*** Records supplied ***
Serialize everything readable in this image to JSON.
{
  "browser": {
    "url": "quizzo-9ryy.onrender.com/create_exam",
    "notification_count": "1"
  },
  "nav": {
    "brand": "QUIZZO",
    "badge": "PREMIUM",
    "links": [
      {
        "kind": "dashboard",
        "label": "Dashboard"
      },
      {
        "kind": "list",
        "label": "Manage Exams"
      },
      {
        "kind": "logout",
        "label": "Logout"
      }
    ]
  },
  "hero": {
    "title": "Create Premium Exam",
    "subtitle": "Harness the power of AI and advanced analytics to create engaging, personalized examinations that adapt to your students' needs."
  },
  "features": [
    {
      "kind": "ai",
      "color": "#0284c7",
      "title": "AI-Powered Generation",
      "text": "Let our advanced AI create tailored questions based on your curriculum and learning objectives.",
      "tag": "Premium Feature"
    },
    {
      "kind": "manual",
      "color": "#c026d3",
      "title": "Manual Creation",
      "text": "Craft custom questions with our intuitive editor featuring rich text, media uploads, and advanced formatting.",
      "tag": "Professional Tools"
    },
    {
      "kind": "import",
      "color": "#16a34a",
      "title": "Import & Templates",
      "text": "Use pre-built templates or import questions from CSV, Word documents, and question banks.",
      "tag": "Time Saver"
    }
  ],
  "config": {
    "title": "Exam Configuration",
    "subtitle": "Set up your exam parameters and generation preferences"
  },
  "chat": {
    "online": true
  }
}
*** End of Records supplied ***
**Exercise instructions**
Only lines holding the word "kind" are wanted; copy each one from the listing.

**Solution to this task**
        "kind": "dashboard",
        "kind": "list",
        "kind": "logout",
      "kind": "ai",
      "kind": "manual",
      "kind": "import",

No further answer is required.